A Patient's Guide to Hip Resurfacing Arthroplasty
A hip that is painful as a result of osteoarthritis (OA) can severely affect your ability to lead a full, active life. Over the last 25 years, major advancements in hip replacement have greatly improved the outcome of the surgery.
Hip resurfacing arthroplasty is a type of hip replacement that replaces the arthritic surface of the joint but removes far less bone than the traditional total hip replacement. Because the hip resurfacing removes less bone, it may be preferable for younger patients that are expected to need a second, or revision, hip replacement surgery as they grow older and wear out the original artificial hip replacement.
This guide will help you understand
- what your surgeon hopes to achieve
- what happens during the procedure
- what to expect after your operation
What parts of the hip are involved?

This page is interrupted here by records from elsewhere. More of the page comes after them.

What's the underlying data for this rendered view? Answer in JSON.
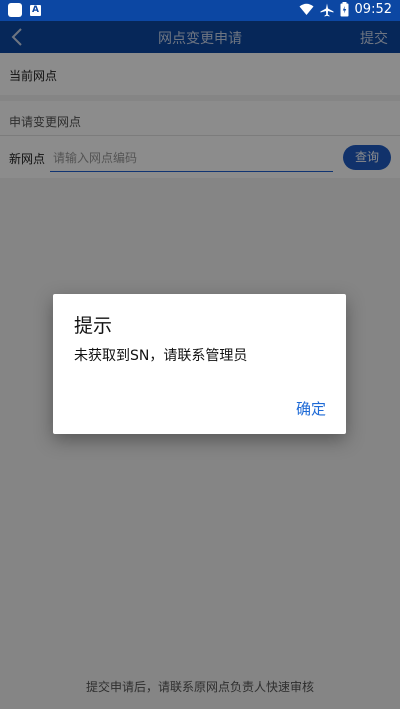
{
  "status_bar": {
    "time": "09:52",
    "icons": [
      "notification-square-icon",
      "a-badge-icon",
      "wifi-icon",
      "airplane-icon",
      "battery-icon"
    ]
  },
  "app_bar": {
    "back_icon": "chevron-left-icon",
    "title": "网点变更申请",
    "submit_label": "提交"
  },
  "current_outlet": {
    "label": "当前网点"
  },
  "change_section": {
    "header": "申请变更网点",
    "new_outlet_label": "新网点",
    "input_placeholder": "请输入网点编码",
    "input_value": "",
    "query_label": "查询"
  },
  "footer": {
    "note": "提交申请后，请联系原网点负责人快速审核"
  },
  "dialog": {
    "title": "提示",
    "message": "未获取到SN，请联系管理员",
    "ok_label": "确定"
  },
  "colors": {
    "primary": "#0c47a3",
    "accent": "#1e6ad6"
  }
}
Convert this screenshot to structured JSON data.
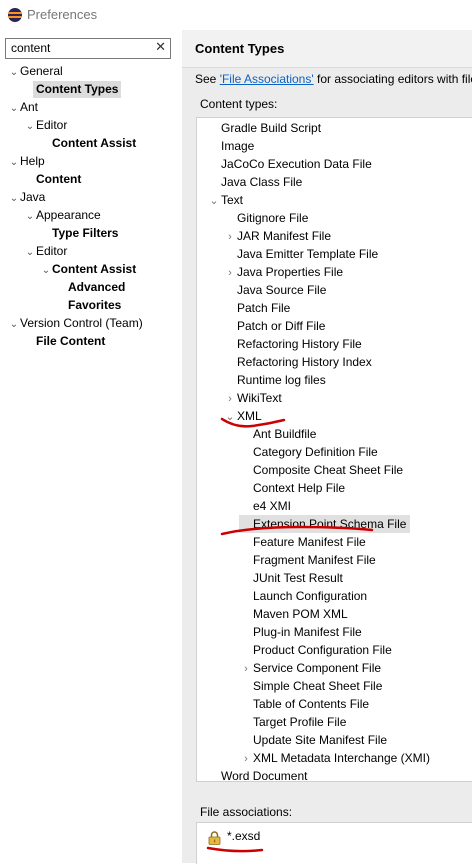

The hip joint is one of the true ball-and-socket joints of the body. The hip socket is called the acetabulum and forms a deep cup that surrounds the ball of the upper thighbone, known as the femoral head. Hip resurfacing may only affect the head of the femur or it may involve both the femoral head and the hip socket.
To read this guide in its entirety, please continue to eOrthopod.com: Hip Resurfacing Arthroplasty